DATA EXTRACTS>
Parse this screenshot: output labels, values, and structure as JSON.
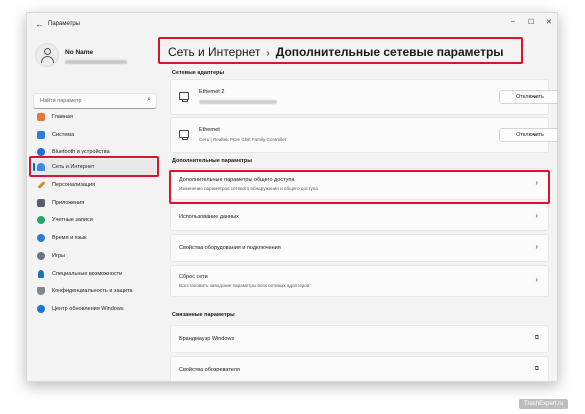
{
  "window": {
    "title": "Параметры",
    "controls": {
      "minimize": "–",
      "maximize": "☐",
      "close": "✕"
    },
    "back_glyph": "←"
  },
  "user": {
    "name": "No Name"
  },
  "search": {
    "placeholder": "Найти параметр",
    "icon": "search-icon"
  },
  "sidebar": {
    "items": [
      {
        "label": "Главная",
        "icon": "home-icon",
        "color": "#e07a3a"
      },
      {
        "label": "Система",
        "icon": "system-icon",
        "color": "#2f7fd1"
      },
      {
        "label": "Bluetooth и устройства",
        "icon": "bluetooth-icon",
        "color": "#1f6fcf"
      },
      {
        "label": "Сеть и Интернет",
        "icon": "network-icon",
        "color": "#3a8be0",
        "active": true
      },
      {
        "label": "Персонализация",
        "icon": "brush-icon",
        "color": "#d98a28"
      },
      {
        "label": "Приложения",
        "icon": "apps-icon",
        "color": "#55606e"
      },
      {
        "label": "Учетные записи",
        "icon": "accounts-icon",
        "color": "#2aa36b"
      },
      {
        "label": "Время и язык",
        "icon": "time-language-icon",
        "color": "#2d7bd0"
      },
      {
        "label": "Игры",
        "icon": "gaming-icon",
        "color": "#6b7480"
      },
      {
        "label": "Специальные возможности",
        "icon": "accessibility-icon",
        "color": "#1e6fc2"
      },
      {
        "label": "Конфиденциальность и защита",
        "icon": "shield-icon",
        "color": "#7d8590"
      },
      {
        "label": "Центр обновления Windows",
        "icon": "update-icon",
        "color": "#1f72d6"
      }
    ]
  },
  "breadcrumb": {
    "parent": "Сеть и Интернет",
    "separator": "›",
    "current": "Дополнительные сетевые параметры"
  },
  "sections": {
    "adapters": "Сетевые адаптеры",
    "additional": "Дополнительные параметры",
    "related": "Связанные параметры"
  },
  "adapters": [
    {
      "name": "Ethernet 2",
      "button": "Отключить"
    },
    {
      "name": "Ethernet",
      "description": "Сеть | Realtek PCIe GbE Family Controller",
      "button": "Отключить"
    }
  ],
  "additional": [
    {
      "title": "Дополнительные параметры общего доступа",
      "subtitle": "Изменение параметров сетевого обнаружения и общего доступа"
    },
    {
      "title": "Использование данных"
    },
    {
      "title": "Свойства оборудования и подключения"
    },
    {
      "title": "Сброс сети",
      "subtitle": "Восстановить заводские параметры всех сетевых адаптеров"
    }
  ],
  "related": [
    {
      "title": "Брандмауэр Windows"
    },
    {
      "title": "Свойства обозревателя"
    }
  ],
  "glyphs": {
    "chevron_right": "›",
    "chevron_down": "⌄",
    "external": "⧉"
  },
  "watermark": "TrashExpert.ru",
  "accent": "#0067c0",
  "highlight_color": "#d7162e"
}
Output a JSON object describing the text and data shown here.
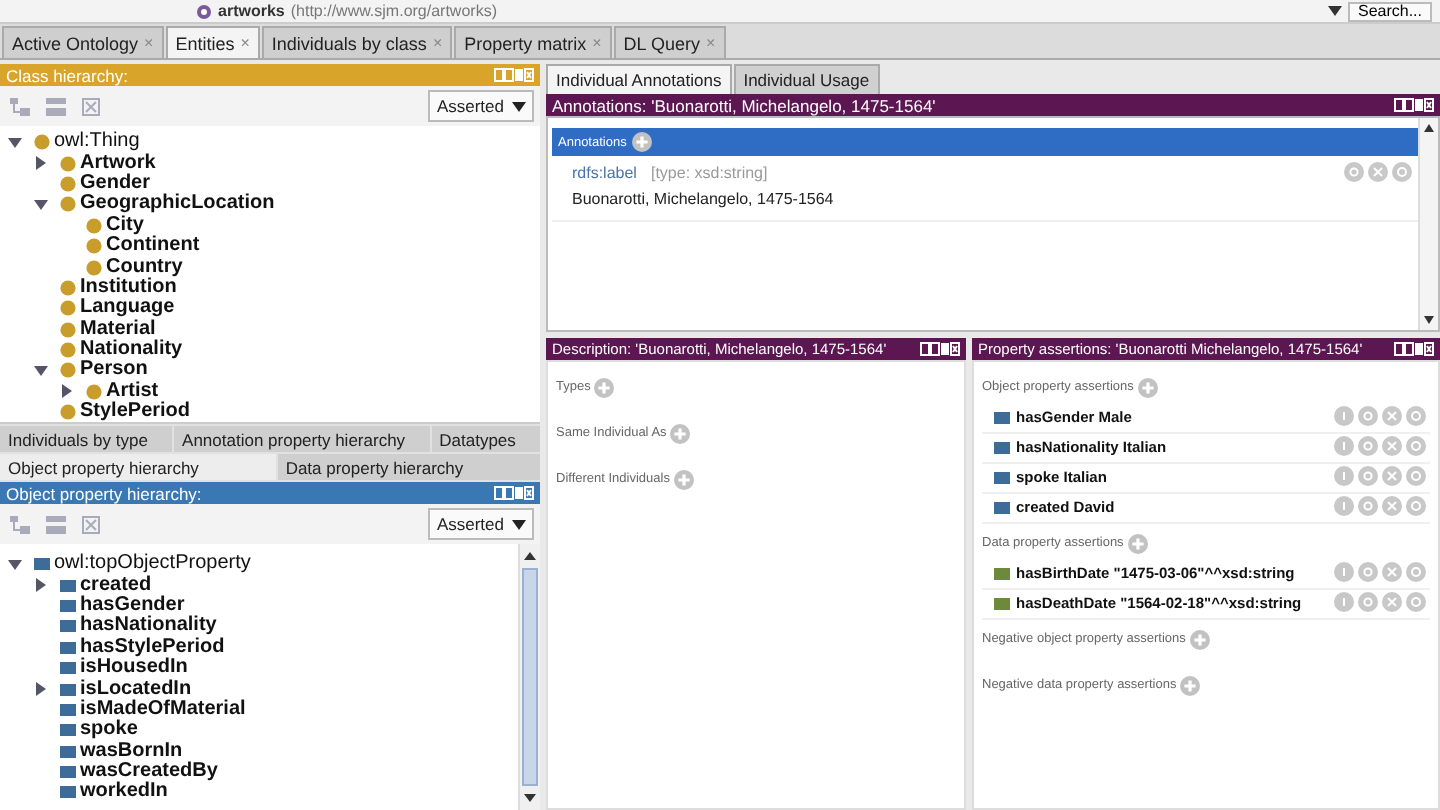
{
  "ontology_bar": {
    "name": "artworks",
    "iri": "(http://www.sjm.org/artworks)",
    "search": "Search..."
  },
  "tabs": [
    {
      "label": "Active Ontology",
      "close": "×",
      "selected": false
    },
    {
      "label": "Entities",
      "close": "×",
      "selected": true
    },
    {
      "label": "Individuals by class",
      "close": "×",
      "selected": false
    },
    {
      "label": "Property matrix",
      "close": "×",
      "selected": false
    },
    {
      "label": "DL Query",
      "close": "×",
      "selected": false
    }
  ],
  "class_hierarchy": {
    "title": "Class hierarchy:",
    "mode": "Asserted",
    "tree": [
      {
        "label": "owl:Thing",
        "expanded": true,
        "children": [
          {
            "label": "Artwork",
            "expanded": false
          },
          {
            "label": "Gender"
          },
          {
            "label": "GeographicLocation",
            "expanded": true,
            "children": [
              {
                "label": "City"
              },
              {
                "label": "Continent"
              },
              {
                "label": "Country"
              }
            ]
          },
          {
            "label": "Institution"
          },
          {
            "label": "Language"
          },
          {
            "label": "Material"
          },
          {
            "label": "Nationality"
          },
          {
            "label": "Person",
            "expanded": true,
            "children": [
              {
                "label": "Artist",
                "expanded": false
              }
            ]
          },
          {
            "label": "StylePeriod"
          }
        ]
      }
    ]
  },
  "hierarchy_tabs": [
    [
      {
        "label": "Individuals by type",
        "selected": false
      },
      {
        "label": "Annotation property hierarchy",
        "selected": false
      },
      {
        "label": "Datatypes",
        "selected": false
      }
    ],
    [
      {
        "label": "Object property hierarchy",
        "selected": true
      },
      {
        "label": "Data property hierarchy",
        "selected": false
      }
    ]
  ],
  "object_property_hierarchy": {
    "title": "Object property hierarchy:",
    "mode": "Asserted",
    "tree": [
      {
        "label": "owl:topObjectProperty",
        "expanded": true,
        "children": [
          {
            "label": "created",
            "expanded": false
          },
          {
            "label": "hasGender"
          },
          {
            "label": "hasNationality"
          },
          {
            "label": "hasStylePeriod"
          },
          {
            "label": "isHousedIn"
          },
          {
            "label": "isLocatedIn",
            "expanded": false
          },
          {
            "label": "isMadeOfMaterial"
          },
          {
            "label": "spoke"
          },
          {
            "label": "wasBornIn"
          },
          {
            "label": "wasCreatedBy"
          },
          {
            "label": "workedIn"
          }
        ]
      }
    ]
  },
  "individual_tabs": [
    {
      "label": "Individual Annotations",
      "selected": true
    },
    {
      "label": "Individual Usage",
      "selected": false
    }
  ],
  "annotations": {
    "title": "Annotations: 'Buonarotti, Michelangelo, 1475-1564'",
    "section": "Annotations",
    "items": [
      {
        "property": "rdfs:label",
        "type": "[type: xsd:string]",
        "value": "Buonarotti, Michelangelo, 1475-1564"
      }
    ]
  },
  "description": {
    "title": "Description: 'Buonarotti, Michelangelo, 1475-1564'",
    "sections": [
      "Types",
      "Same Individual As",
      "Different Individuals"
    ]
  },
  "property_assertions": {
    "title": "Property assertions: 'Buonarotti Michelangelo, 1475-1564'",
    "sections": [
      {
        "label": "Object property assertions",
        "kind": "object",
        "items": [
          {
            "property": "hasGender",
            "value": "Male"
          },
          {
            "property": "hasNationality",
            "value": "Italian"
          },
          {
            "property": "spoke",
            "value": "Italian"
          },
          {
            "property": "created",
            "value": "David"
          }
        ]
      },
      {
        "label": "Data property assertions",
        "kind": "data",
        "items": [
          {
            "property": "hasBirthDate",
            "value": "\"1475-03-06\"^^xsd:string"
          },
          {
            "property": "hasDeathDate",
            "value": "\"1564-02-18\"^^xsd:string"
          }
        ]
      },
      {
        "label": "Negative object property assertions"
      },
      {
        "label": "Negative data property assertions"
      }
    ]
  }
}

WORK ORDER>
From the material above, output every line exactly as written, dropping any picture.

RESPONSE TO THIS TASK>
Parse this screenshot: output labels, values, and structure as JSON.
{
  "window": {
    "title": "Параметры",
    "controls": {
      "minimize": "–",
      "maximize": "☐",
      "close": "✕"
    },
    "back_glyph": "←"
  },
  "user": {
    "name": "No Name"
  },
  "search": {
    "placeholder": "Найти параметр",
    "icon": "search-icon"
  },
  "sidebar": {
    "items": [
      {
        "label": "Главная",
        "icon": "home-icon",
        "color": "#e07a3a"
      },
      {
        "label": "Система",
        "icon": "system-icon",
        "color": "#2f7fd1"
      },
      {
        "label": "Bluetooth и устройства",
        "icon": "bluetooth-icon",
        "color": "#1f6fcf"
      },
      {
        "label": "Сеть и Интернет",
        "icon": "network-icon",
        "color": "#3a8be0",
        "active": true
      },
      {
        "label": "Персонализация",
        "icon": "brush-icon",
        "color": "#d98a28"
      },
      {
        "label": "Приложения",
        "icon": "apps-icon",
        "color": "#55606e"
      },
      {
        "label": "Учетные записи",
        "icon": "accounts-icon",
        "color": "#2aa36b"
      },
      {
        "label": "Время и язык",
        "icon": "time-language-icon",
        "color": "#2d7bd0"
      },
      {
        "label": "Игры",
        "icon": "gaming-icon",
        "color": "#6b7480"
      },
      {
        "label": "Специальные возможности",
        "icon": "accessibility-icon",
        "color": "#1e6fc2"
      },
      {
        "label": "Конфиденциальность и защита",
        "icon": "shield-icon",
        "color": "#7d8590"
      },
      {
        "label": "Центр обновления Windows",
        "icon": "update-icon",
        "color": "#1f72d6"
      }
    ]
  },
  "breadcrumb": {
    "parent": "Сеть и Интернет",
    "separator": "›",
    "current": "Дополнительные сетевые параметры"
  },
  "sections": {
    "adapters": "Сетевые адаптеры",
    "additional": "Дополнительные параметры",
    "related": "Связанные параметры"
  },
  "adapters": [
    {
      "name": "Ethernet 2",
      "button": "Отключить"
    },
    {
      "name": "Ethernet",
      "description": "Сеть | Realtek PCIe GbE Family Controller",
      "button": "Отключить"
    }
  ],
  "additional": [
    {
      "title": "Дополнительные параметры общего доступа",
      "subtitle": "Изменение параметров сетевого обнаружения и общего доступа"
    },
    {
      "title": "Использование данных"
    },
    {
      "title": "Свойства оборудования и подключения"
    },
    {
      "title": "Сброс сети",
      "subtitle": "Восстановить заводские параметры всех сетевых адаптеров"
    }
  ],
  "related": [
    {
      "title": "Брандмауэр Windows"
    },
    {
      "title": "Свойства обозревателя"
    }
  ],
  "glyphs": {
    "chevron_right": "›",
    "chevron_down": "⌄",
    "external": "⧉"
  },
  "watermark": "TrashExpert.ru",
  "accent": "#0067c0",
  "highlight_color": "#d7162e"
}
Output a JSON object describing the text and data shown here.
{
  "ontology_bar": {
    "name": "artworks",
    "iri": "(http://www.sjm.org/artworks)",
    "search": "Search..."
  },
  "tabs": [
    {
      "label": "Active Ontology",
      "close": "×",
      "selected": false
    },
    {
      "label": "Entities",
      "close": "×",
      "selected": true
    },
    {
      "label": "Individuals by class",
      "close": "×",
      "selected": false
    },
    {
      "label": "Property matrix",
      "close": "×",
      "selected": false
    },
    {
      "label": "DL Query",
      "close": "×",
      "selected": false
    }
  ],
  "class_hierarchy": {
    "title": "Class hierarchy:",
    "mode": "Asserted",
    "tree": [
      {
        "label": "owl:Thing",
        "expanded": true,
        "children": [
          {
            "label": "Artwork",
            "expanded": false
          },
          {
            "label": "Gender"
          },
          {
            "label": "GeographicLocation",
            "expanded": true,
            "children": [
              {
                "label": "City"
              },
              {
                "label": "Continent"
              },
              {
                "label": "Country"
              }
            ]
          },
          {
            "label": "Institution"
          },
          {
            "label": "Language"
          },
          {
            "label": "Material"
          },
          {
            "label": "Nationality"
          },
          {
            "label": "Person",
            "expanded": true,
            "children": [
              {
                "label": "Artist",
                "expanded": false
              }
            ]
          },
          {
            "label": "StylePeriod"
          }
        ]
      }
    ]
  },
  "hierarchy_tabs": [
    [
      {
        "label": "Individuals by type",
        "selected": false
      },
      {
        "label": "Annotation property hierarchy",
        "selected": false
      },
      {
        "label": "Datatypes",
        "selected": false
      }
    ],
    [
      {
        "label": "Object property hierarchy",
        "selected": true
      },
      {
        "label": "Data property hierarchy",
        "selected": false
      }
    ]
  ],
  "object_property_hierarchy": {
    "title": "Object property hierarchy:",
    "mode": "Asserted",
    "tree": [
      {
        "label": "owl:topObjectProperty",
        "expanded": true,
        "children": [
          {
            "label": "created",
            "expanded": false
          },
          {
            "label": "hasGender"
          },
          {
            "label": "hasNationality"
          },
          {
            "label": "hasStylePeriod"
          },
          {
            "label": "isHousedIn"
          },
          {
            "label": "isLocatedIn",
            "expanded": false
          },
          {
            "label": "isMadeOfMaterial"
          },
          {
            "label": "spoke"
          },
          {
            "label": "wasBornIn"
          },
          {
            "label": "wasCreatedBy"
          },
          {
            "label": "workedIn"
          }
        ]
      }
    ]
  },
  "individual_tabs": [
    {
      "label": "Individual Annotations",
      "selected": true
    },
    {
      "label": "Individual Usage",
      "selected": false
    }
  ],
  "annotations": {
    "title": "Annotations: 'Buonarotti, Michelangelo, 1475-1564'",
    "section": "Annotations",
    "items": [
      {
        "property": "rdfs:label",
        "type": "[type: xsd:string]",
        "value": "Buonarotti, Michelangelo, 1475-1564"
      }
    ]
  },
  "description": {
    "title": "Description: 'Buonarotti, Michelangelo, 1475-1564'",
    "sections": [
      "Types",
      "Same Individual As",
      "Different Individuals"
    ]
  },
  "property_assertions": {
    "title": "Property assertions: 'Buonarotti Michelangelo, 1475-1564'",
    "sections": [
      {
        "label": "Object property assertions",
        "kind": "object",
        "items": [
          {
            "property": "hasGender",
            "value": "Male"
          },
          {
            "property": "hasNationality",
            "value": "Italian"
          },
          {
            "property": "spoke",
            "value": "Italian"
          },
          {
            "property": "created",
            "value": "David"
          }
        ]
      },
      {
        "label": "Data property assertions",
        "kind": "data",
        "items": [
          {
            "property": "hasBirthDate",
            "value": "\"1475-03-06\"^^xsd:string"
          },
          {
            "property": "hasDeathDate",
            "value": "\"1564-02-18\"^^xsd:string"
          }
        ]
      },
      {
        "label": "Negative object property assertions"
      },
      {
        "label": "Negative data property assertions"
      }
    ]
  }
}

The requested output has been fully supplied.